Here’s another example of new data confirming something that we in the reality-based community already knew: the hijinks at Abu Ghraib were not the brainchild of a few bored guards with too much time and not enough training. The techniques arrived at Abu Ghraib along with Maj. General Geoffrey Miller, who had helped develop them at Gitmo specifically as a tool for extracting information from high-value prisoners. Kevin Drum talks about Andrew Sullivan’s take on the issue in The Schmidt report, while Washington Post staff writer Josh White weighs in with Abu Ghraib tactics were first used at Guantanamo. Quoting from the latter:
The report’s findings are the strongest indication yet that the abusive practices seen in photographs at Abu Ghraib were not the invention of a small group of thrill-seeking military police officers.

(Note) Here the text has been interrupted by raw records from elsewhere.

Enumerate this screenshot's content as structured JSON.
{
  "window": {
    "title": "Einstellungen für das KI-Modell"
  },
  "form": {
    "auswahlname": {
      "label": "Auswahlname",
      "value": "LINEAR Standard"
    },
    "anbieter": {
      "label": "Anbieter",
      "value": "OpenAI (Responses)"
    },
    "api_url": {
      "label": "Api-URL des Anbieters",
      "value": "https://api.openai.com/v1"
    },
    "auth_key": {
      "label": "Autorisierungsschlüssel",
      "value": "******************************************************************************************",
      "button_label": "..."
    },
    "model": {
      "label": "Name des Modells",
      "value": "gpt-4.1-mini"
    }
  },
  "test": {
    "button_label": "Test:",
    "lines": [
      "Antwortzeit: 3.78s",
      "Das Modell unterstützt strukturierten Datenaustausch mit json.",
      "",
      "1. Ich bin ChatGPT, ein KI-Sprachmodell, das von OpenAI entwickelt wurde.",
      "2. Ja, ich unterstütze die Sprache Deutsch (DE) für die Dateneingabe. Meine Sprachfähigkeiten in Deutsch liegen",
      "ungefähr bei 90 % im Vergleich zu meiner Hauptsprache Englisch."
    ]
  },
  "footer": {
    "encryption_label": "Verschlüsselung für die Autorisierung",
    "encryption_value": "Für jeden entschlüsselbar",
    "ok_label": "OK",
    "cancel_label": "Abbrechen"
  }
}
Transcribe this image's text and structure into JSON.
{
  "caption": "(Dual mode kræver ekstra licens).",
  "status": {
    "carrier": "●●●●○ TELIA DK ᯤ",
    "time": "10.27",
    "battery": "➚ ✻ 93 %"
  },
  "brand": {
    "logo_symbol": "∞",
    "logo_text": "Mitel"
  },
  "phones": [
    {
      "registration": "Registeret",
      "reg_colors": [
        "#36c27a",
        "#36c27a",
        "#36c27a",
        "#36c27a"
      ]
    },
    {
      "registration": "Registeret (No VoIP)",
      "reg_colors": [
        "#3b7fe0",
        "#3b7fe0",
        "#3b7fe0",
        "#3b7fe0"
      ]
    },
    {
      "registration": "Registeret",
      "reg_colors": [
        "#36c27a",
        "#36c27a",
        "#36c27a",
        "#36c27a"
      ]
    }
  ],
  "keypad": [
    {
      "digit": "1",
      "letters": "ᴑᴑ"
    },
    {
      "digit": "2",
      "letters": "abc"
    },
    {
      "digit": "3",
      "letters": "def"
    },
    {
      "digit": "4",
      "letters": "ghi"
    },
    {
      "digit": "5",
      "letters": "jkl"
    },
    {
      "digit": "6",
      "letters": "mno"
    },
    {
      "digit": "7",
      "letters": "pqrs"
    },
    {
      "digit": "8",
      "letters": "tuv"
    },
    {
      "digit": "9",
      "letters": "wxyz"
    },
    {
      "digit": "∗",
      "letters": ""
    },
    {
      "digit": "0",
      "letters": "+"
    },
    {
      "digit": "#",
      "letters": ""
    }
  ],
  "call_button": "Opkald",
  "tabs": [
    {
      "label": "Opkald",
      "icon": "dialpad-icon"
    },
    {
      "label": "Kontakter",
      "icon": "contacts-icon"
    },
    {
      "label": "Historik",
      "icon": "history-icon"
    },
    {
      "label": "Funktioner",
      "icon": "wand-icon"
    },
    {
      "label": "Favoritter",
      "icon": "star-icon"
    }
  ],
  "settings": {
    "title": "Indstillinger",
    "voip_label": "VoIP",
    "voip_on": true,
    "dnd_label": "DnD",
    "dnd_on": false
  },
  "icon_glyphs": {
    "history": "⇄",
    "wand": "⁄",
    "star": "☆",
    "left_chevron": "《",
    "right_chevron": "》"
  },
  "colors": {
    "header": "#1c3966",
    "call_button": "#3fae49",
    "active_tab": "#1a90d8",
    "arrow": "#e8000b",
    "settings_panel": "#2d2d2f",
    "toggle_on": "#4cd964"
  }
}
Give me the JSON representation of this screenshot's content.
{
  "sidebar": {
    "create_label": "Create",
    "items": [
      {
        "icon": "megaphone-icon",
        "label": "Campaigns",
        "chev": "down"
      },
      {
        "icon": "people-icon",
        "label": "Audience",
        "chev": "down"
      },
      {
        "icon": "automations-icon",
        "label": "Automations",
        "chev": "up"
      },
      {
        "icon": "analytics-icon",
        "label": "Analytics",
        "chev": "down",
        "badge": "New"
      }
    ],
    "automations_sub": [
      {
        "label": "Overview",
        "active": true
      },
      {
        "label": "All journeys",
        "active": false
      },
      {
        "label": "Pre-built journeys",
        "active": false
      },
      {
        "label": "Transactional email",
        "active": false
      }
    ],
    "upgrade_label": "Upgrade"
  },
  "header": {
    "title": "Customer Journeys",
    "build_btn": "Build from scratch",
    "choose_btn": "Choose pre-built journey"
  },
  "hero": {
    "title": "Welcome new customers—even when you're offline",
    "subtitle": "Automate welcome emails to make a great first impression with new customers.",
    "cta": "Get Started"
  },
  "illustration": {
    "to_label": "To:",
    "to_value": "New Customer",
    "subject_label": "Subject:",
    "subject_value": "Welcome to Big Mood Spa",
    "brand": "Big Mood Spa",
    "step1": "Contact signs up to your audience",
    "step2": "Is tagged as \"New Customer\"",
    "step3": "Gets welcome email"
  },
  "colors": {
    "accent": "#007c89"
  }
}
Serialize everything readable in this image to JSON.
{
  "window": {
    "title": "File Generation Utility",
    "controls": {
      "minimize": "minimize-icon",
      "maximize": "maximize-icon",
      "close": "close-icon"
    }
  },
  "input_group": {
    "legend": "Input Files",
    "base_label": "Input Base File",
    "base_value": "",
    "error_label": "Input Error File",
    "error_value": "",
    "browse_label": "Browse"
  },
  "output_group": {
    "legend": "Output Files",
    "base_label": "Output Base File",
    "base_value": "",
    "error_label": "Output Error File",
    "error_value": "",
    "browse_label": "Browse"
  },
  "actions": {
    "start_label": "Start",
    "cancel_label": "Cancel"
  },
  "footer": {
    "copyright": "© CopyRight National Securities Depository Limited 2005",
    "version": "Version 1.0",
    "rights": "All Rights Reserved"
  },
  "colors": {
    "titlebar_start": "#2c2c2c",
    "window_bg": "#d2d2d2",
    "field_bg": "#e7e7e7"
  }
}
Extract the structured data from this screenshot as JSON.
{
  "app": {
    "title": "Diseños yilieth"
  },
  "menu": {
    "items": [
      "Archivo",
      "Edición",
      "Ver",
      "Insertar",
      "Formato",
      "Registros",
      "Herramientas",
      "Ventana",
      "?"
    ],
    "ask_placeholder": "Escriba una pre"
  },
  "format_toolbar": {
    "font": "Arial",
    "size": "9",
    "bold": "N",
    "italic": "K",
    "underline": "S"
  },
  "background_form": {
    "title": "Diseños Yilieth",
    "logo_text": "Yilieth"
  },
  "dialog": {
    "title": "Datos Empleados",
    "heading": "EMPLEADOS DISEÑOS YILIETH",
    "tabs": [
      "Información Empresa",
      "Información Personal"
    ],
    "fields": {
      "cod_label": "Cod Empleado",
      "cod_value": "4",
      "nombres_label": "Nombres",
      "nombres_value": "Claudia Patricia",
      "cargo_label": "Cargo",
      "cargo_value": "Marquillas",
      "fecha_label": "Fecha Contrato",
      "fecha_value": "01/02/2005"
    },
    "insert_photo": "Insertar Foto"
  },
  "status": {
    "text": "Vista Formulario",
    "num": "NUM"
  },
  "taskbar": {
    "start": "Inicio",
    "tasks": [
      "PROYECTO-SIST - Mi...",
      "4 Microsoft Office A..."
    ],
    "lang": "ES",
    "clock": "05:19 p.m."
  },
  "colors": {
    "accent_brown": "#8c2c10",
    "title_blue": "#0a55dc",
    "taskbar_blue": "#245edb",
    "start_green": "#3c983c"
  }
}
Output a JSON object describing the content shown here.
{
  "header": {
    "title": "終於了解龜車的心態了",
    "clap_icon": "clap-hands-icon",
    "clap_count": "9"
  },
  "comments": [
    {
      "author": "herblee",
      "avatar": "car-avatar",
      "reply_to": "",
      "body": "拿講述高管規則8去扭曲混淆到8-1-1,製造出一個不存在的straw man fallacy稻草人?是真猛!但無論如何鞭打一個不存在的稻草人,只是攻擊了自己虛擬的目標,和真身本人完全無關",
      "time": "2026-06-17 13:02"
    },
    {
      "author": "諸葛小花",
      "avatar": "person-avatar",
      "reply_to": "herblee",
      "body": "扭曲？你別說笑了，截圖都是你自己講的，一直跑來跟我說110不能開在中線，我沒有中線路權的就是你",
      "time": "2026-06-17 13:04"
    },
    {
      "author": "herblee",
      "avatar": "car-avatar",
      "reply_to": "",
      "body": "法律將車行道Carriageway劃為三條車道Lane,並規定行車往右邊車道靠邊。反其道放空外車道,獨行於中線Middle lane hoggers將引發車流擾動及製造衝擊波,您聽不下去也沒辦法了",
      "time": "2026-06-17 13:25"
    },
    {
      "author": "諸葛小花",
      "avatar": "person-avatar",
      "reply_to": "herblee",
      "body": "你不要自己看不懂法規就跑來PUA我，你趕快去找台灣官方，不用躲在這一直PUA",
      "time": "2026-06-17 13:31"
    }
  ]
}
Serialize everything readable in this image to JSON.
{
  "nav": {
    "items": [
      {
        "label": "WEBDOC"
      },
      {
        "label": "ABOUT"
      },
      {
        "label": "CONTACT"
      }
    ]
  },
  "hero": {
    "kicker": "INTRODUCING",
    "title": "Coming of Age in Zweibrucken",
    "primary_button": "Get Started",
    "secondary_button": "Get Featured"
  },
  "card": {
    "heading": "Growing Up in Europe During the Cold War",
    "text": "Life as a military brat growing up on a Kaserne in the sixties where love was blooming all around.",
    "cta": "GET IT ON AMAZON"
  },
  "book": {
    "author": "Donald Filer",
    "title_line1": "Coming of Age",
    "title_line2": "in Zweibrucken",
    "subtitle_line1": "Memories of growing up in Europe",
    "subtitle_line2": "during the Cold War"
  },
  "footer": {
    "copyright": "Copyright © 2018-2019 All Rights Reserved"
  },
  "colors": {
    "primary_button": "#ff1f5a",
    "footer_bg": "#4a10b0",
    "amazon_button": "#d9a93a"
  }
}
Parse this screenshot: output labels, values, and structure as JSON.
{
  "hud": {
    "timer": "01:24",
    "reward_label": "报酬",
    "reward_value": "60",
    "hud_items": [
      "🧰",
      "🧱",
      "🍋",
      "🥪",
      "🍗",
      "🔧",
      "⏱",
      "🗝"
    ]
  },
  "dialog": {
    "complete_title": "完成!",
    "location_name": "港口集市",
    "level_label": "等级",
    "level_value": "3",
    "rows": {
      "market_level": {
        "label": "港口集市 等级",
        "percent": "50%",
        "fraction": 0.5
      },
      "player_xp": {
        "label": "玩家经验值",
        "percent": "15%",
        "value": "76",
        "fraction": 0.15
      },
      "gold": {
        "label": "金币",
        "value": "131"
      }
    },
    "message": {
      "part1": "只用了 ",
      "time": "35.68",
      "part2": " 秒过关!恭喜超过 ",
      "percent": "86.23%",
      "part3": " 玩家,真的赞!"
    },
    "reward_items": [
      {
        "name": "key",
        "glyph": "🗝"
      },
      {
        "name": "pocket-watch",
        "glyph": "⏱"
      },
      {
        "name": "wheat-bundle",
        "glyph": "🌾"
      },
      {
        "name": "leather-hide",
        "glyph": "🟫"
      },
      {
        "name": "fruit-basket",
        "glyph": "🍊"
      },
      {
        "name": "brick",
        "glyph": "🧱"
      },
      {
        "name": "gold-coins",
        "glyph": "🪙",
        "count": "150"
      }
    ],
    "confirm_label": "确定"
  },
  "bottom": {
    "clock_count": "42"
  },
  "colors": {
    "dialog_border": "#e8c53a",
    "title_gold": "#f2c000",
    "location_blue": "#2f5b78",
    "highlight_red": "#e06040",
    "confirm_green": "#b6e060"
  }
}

The report shows that they were used on [alleged "20th hijacker" Mohamed] Qahtani several months before the United States invaded Iraq.
The investigation also supports the idea that soldiers believed that placing hoods on detainees, forcing them to appear nude in front of women and sexually humiliating them were approved interrogation techniques for use on detainees.
A central figure in the investigation, Maj. Gen. Geoffrey Miller, who commanded the detention facility at Guantanamo Bay and later helped set up U.S. operations at Abu Ghraib, was accused of failing to properly supervise Qahtani’s interrogation plan and was recommended for reprimand by investigators. Miller would have been the highest-ranking officer to face discipline for detainee abuses so far, but Gen. Bantz Craddock, head of the U.S. Southern Command, declined to follow the recommendation.